March 11, 1862, was a son of Edward and Margaret (Duff) Seerie, the former now seventy-nine years of age, while the latter passed away in
May, 1917, at the age of seventy-five. He was educated in the public schools of Scotland, and coming to Denver in 1880, worked at his trade
as stone cutter. From a small beginning Mr. Seerie worked up a large business, until he became not only one of the leading business men of
Colorado, but also of the entire west. Thrift and energy, backed by faith in himself and good executive ability, together with a quick
insight into the future and possibilities of Colorado, were utilized by him, in reaching his well deserved success.
After obtaining a start, he became associated in 1885, with
William F. Geddis, in the contracting business under the firm name of Geddis & Seerie. His partner, also one of the prominent men of the
state, and with whom he was associated for many years, was, with Mr.
Seerie, engaged in some of the largest and most important construction work in the west. The firm soon established a reputation that stood
second to none, and obtained many large and responsible contracts. So successful was the firm that later they confined their operations only
to large contracts.
They built the Cheesman dam for the Denver Water Company. This

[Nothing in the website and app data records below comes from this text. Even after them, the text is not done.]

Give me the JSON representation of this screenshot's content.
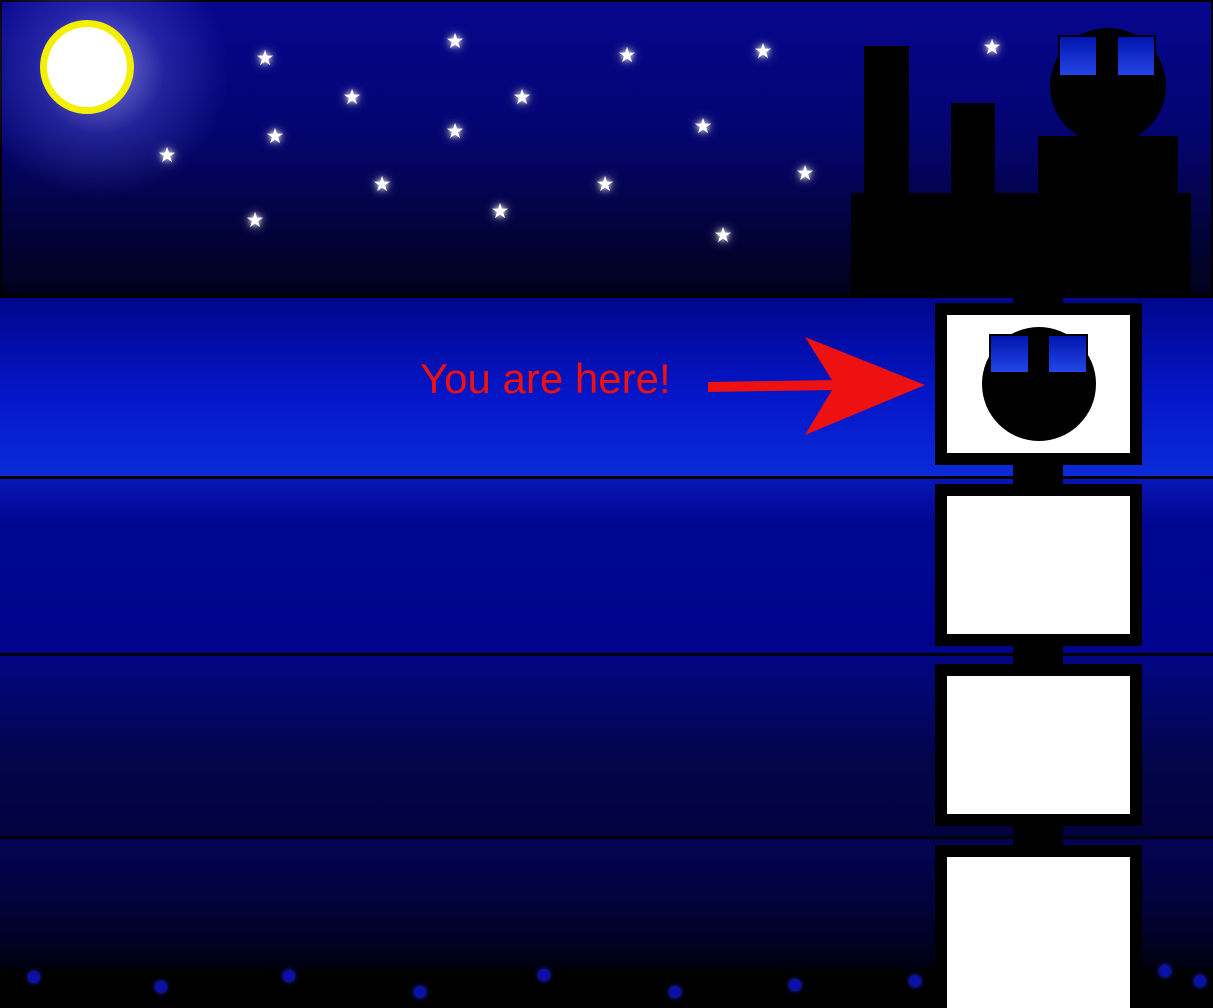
{
  "scene": {
    "caption": "You are here!",
    "caption_color": "#ee1111",
    "moon_color": "#ffffff",
    "moon_ring_color": "#f2ef00",
    "star_glyph": "★",
    "floors": 4,
    "current_floor": 1
  }
}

dam, with the exception of the new Roosevelt dam, is the largest in the world. It contains the large Denver water supply, and
in its construction, may well be considered one of the wonders of the west.
Engineers from all parts of the world have favorably commented on its massive structure, solidity and safety of construction, as a gigantic
piece of work that has been well and substantially built. This feat alone is sufficient to establish for them a lasting and permanent
reputation of the highest character. They also constructed the large Pathfinder dam in Wyoming. A lasting monument to the well deserved
reputation of Geddis & Seerie is the State Capitol building, which they
constructed. It is the most imposing structure in Denver or the Rocky Mountain region. To their list of building achievements, must also be
added the Brown Palace Hotel in Denver. Branching out into other fields they built the Omaha Post Office.
There followed a period of dull times after the financial
depression of a few years ago, and large contracts, which they only desired to take, being scarce, contract work in this section was
discontinued, and here they branched into a new avenue of business in building up the Denver Sewer Pipe & Clay Company, of which they were
the owners. This is one of the largest plants in the west, and the same success followed them in this new enterprise. The firm manufactures
brick and sewer pipe, and their plant has developed into a vast enterprise that covers about thirty acres and employs three hundred
men, and their payroll is one of the largest in Denver, the firm being one of the leading manufacturing establishments in the city.
Mr. Seerie, during his active life was always public-spirited and
one of Denver's leading boosters, which in fact, he had been since he came to Denver in 1880, for the faith he then had in the future and
resources of Colorado, was a prominent feature in his own success to the very end. He was also active and prominent in public, civic and
political life. He served as the last sheriff of old Arapahoe county, filling that office with honesty and high executive ability, employing
in it the good common-sense methods he used in private business. He was a mason of high standing, having reached the thirty-second degree in
that order, a Knight Templar, a past potentate, El Jebel Temple of the Mystic Shrine, an Elk, an Odd Fellow, and a member of the Denver Club,
the Overland Club, (now the Lakewood Club) the Country Club and the Denver Athletic Club. He was a member of the Board of Public Works for
two years and the Fourteenth street viaduct was built while he was on the board.
Mr. Seerie was united in marriage in 1887, to Miss Margaret
Price, a native of Iowa, born in Iowa City. She was an early resident of Boulder, Colorado, and died in 1906. They had no children.
Mr. Seerie died in Denver, December 23, 1917, at the age of